Uncertainty and anxiety are growing, as the deadline for no-deal Brexit looms closer. The UK and the EU agreed to extend the negotiations past Sunday's deadline. Both parties hope to strike a deal, but it's unclear how much progress there has been in the past few weeks.
In a joint statement, Primer Minister Boris Johnson and European Commission President Ursula von der Leyen said the decision to extend was the “responsible” thing to do. Mr Johnson told the BBC, an Australian-style trade deal with the EU looks like a likely option at this point. An Australian-style deal would look a lot like no-deal exit, however.
A deal is desperately something major British business groups want to see. The BRC said a no-deal exit would increase tariffs, which would ultimately pass down to the customers.
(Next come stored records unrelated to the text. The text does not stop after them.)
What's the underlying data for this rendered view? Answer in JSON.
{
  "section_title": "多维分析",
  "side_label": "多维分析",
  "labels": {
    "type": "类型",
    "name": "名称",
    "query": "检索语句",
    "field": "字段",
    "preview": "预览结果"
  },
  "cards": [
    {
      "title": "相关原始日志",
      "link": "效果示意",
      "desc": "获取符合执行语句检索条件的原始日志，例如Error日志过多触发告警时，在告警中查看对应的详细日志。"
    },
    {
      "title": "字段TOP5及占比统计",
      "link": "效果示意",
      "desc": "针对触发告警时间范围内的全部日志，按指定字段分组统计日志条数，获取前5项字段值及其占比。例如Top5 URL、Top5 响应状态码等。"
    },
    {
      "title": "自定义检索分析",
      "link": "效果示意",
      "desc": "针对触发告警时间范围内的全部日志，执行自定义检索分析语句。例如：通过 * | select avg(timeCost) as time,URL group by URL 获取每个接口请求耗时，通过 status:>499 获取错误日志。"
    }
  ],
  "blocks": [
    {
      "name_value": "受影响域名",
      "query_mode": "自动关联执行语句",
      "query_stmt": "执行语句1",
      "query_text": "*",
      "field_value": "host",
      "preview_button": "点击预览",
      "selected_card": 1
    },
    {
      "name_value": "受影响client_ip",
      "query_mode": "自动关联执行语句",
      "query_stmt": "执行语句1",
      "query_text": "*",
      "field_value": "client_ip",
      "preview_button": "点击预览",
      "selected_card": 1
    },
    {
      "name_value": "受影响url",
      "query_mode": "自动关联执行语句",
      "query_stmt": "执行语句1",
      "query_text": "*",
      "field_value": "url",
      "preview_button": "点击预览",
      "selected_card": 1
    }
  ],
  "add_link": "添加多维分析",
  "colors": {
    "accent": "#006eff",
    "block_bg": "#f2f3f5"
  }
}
While business groups welcome the extension, the uncertainty around the situation is not a good thing for anyone.
Businesses have to prepare for all eventualities, but this can cost a lot of money. Instead of deadline extensions, companies are looking for the certainty and guidance of an actual deal.
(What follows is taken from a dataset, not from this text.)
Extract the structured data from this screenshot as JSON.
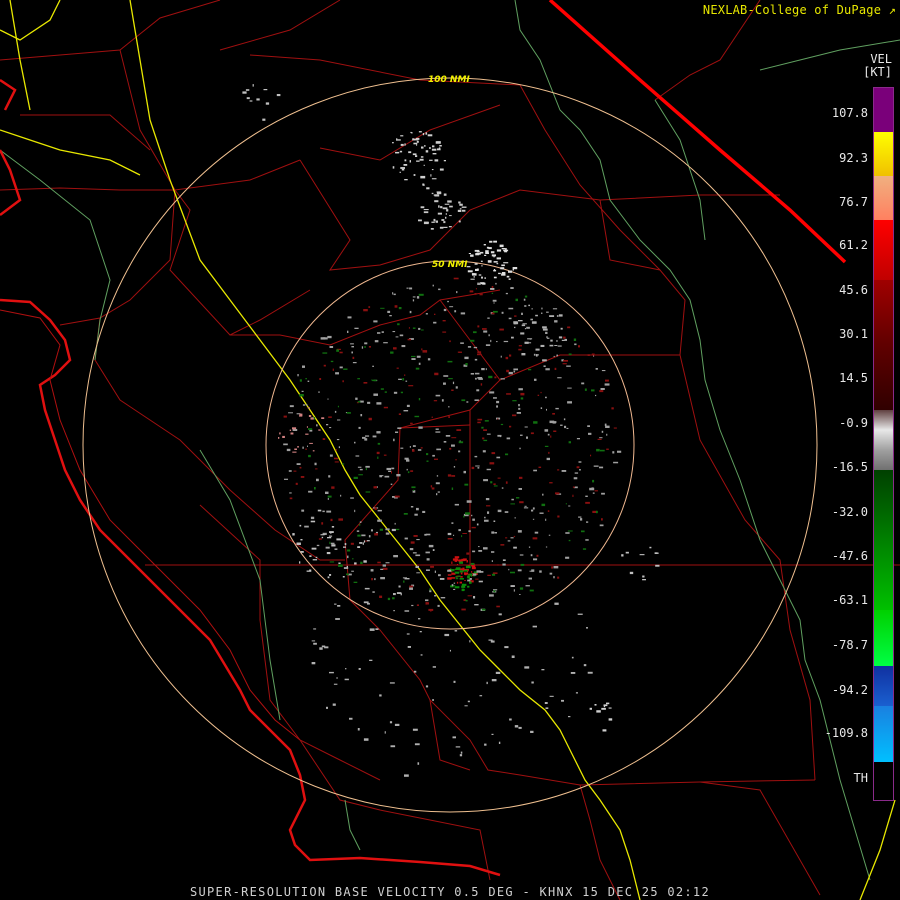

Enough food for everyone
Retailers are hoping to avoid the anxiety rolling over to customers. The longer the negotiations drag, the more shoppers might start panicking. The situation is especially tricky as the coronavirus pandemic continues to cause disruption.
During the first lockdown, retailers had to introduce limits on certain goods. Stockpiling things such as toiler roll, dried pasta and UHT milk lead to shortages across the country. Supermarkets didn’t have time to restock shelves as anxious shoppers kept buying these goods.
Supermarkets want to avoid this from happening again. Limits on certain goods are still in use in certain supermarkets. But if shoppers continue to stockpile ahead of January, shops may need to introduce further limits.